  • Child survivors are given special waiting list status (protected status) for all NHS services including Child and Adolescent Mental Health Support (CAMHS).
  • Children in refuges and those that have had to move due to domestic abuse have priority access to school places, with a duty on local authorities to respond to a change of school request from refuges within 20 days.

Lyndsey Dearlove, Head of UK SAYS NO MORE at Hestia said:

“For too long children have been overlooked in the response to domestic abuse, seen merely as “witnesses” rather than children who have experienced deep trauma and crisis. This must change. We need measures put in place to support children early on and break the cycle of abuse. The Domestic Abuse Bill is a once in a lifetime opportunity to make this a reality and prevent catastrophic and lifelong damage which costs both individuals and the taxpayer dearly.”

Lord Gus O’Donnell, Chair of Pro Bono Economics said:

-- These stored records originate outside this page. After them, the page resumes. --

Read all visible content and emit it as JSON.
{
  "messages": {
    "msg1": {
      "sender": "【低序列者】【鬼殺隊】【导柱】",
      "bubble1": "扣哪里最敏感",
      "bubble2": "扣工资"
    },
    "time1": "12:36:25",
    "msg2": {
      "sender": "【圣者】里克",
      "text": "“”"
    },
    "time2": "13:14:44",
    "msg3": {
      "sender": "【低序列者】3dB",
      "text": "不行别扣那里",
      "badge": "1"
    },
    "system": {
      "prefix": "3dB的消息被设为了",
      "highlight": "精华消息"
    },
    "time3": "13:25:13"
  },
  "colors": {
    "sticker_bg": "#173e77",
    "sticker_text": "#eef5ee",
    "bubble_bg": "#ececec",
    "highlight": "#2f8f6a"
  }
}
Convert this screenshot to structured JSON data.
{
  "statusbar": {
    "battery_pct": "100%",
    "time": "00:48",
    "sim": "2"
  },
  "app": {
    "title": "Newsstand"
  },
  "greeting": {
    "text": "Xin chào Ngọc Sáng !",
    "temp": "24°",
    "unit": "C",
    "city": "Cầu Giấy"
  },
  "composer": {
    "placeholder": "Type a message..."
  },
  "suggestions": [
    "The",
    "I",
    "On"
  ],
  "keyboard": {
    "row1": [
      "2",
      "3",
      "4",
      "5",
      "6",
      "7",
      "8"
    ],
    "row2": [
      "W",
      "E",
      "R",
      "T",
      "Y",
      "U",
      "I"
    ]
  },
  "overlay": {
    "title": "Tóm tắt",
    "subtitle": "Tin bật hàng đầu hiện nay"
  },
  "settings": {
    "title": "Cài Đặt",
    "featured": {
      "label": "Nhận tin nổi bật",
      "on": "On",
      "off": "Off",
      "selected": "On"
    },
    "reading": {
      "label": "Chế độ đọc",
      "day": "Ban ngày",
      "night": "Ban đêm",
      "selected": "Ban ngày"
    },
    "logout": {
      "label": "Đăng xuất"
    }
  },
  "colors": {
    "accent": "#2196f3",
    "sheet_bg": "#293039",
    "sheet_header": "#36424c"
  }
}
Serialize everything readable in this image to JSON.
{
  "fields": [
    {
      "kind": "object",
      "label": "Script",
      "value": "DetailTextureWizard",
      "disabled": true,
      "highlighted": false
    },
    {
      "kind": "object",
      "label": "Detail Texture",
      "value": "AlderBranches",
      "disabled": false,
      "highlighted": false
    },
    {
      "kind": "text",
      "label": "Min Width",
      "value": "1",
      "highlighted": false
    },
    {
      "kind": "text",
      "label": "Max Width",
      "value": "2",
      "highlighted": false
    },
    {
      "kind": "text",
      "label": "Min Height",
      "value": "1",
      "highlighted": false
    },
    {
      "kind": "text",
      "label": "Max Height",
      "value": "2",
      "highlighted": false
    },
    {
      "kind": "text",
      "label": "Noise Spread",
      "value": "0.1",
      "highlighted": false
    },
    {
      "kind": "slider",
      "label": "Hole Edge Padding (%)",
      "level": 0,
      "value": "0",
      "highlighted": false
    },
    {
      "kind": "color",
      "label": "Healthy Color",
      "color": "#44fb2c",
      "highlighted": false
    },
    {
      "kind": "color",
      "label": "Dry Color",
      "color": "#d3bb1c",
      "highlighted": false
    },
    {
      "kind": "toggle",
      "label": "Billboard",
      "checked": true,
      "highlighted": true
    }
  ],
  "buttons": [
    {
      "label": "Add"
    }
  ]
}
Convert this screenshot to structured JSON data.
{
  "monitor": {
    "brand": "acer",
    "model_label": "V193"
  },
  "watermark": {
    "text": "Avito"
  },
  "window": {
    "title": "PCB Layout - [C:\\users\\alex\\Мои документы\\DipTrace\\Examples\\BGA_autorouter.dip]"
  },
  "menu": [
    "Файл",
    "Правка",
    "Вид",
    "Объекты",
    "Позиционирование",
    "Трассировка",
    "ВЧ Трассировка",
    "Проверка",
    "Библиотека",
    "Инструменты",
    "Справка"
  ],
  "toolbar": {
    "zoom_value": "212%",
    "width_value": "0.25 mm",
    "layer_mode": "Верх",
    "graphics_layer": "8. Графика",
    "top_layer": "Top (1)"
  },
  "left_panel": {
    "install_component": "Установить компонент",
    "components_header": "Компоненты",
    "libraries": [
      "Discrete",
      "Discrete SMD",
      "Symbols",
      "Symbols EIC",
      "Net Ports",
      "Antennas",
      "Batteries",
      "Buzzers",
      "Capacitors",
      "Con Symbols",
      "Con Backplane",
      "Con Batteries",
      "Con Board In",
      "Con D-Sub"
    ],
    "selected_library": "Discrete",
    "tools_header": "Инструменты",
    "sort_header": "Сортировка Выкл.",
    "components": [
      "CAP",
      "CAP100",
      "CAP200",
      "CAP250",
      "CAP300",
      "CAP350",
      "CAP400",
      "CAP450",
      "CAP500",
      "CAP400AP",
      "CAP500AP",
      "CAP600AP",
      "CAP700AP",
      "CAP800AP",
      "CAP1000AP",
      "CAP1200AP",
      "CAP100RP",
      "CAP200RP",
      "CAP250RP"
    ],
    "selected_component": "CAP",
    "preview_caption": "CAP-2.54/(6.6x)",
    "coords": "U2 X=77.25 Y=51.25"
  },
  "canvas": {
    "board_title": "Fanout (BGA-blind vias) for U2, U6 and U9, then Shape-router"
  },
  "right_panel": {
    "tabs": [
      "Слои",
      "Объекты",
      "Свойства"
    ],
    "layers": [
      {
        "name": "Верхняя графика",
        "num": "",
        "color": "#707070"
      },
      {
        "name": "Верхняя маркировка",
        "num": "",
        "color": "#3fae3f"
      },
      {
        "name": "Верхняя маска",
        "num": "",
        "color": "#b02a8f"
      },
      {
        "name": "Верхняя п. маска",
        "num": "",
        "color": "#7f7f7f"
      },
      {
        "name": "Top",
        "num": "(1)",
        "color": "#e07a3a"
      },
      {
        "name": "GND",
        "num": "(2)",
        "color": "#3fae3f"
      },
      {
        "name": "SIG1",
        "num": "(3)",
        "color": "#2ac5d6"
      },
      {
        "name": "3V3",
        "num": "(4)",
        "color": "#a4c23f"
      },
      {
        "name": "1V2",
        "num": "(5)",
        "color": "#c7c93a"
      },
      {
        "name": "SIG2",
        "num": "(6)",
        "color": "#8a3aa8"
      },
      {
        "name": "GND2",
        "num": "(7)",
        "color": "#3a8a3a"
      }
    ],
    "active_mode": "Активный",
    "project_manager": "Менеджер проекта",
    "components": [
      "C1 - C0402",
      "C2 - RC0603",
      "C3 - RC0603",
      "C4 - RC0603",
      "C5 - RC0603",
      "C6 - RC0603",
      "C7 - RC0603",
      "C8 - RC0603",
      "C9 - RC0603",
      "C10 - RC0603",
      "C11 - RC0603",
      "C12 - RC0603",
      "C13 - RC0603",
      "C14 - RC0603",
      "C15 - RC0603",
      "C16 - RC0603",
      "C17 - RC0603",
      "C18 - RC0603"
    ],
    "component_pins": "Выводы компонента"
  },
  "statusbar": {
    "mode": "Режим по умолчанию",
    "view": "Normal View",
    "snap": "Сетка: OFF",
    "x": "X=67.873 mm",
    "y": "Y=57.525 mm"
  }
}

“Children exposed to domestic abuse suffer in the short, medium and long-term.  As a society we have a moral imperative to ensure protection from the immediate risk of such trauma but also provide support whenever – unfortunately – such exposure should occur. While these numbers are striking, and this report timely, there is always a need for more robust evidence with which we can enhance our understanding of such issues, from causes through to effects and solutions. Armed with such information we can better address these concerning social trends.”


Part of a longer press release at


March 15, 2019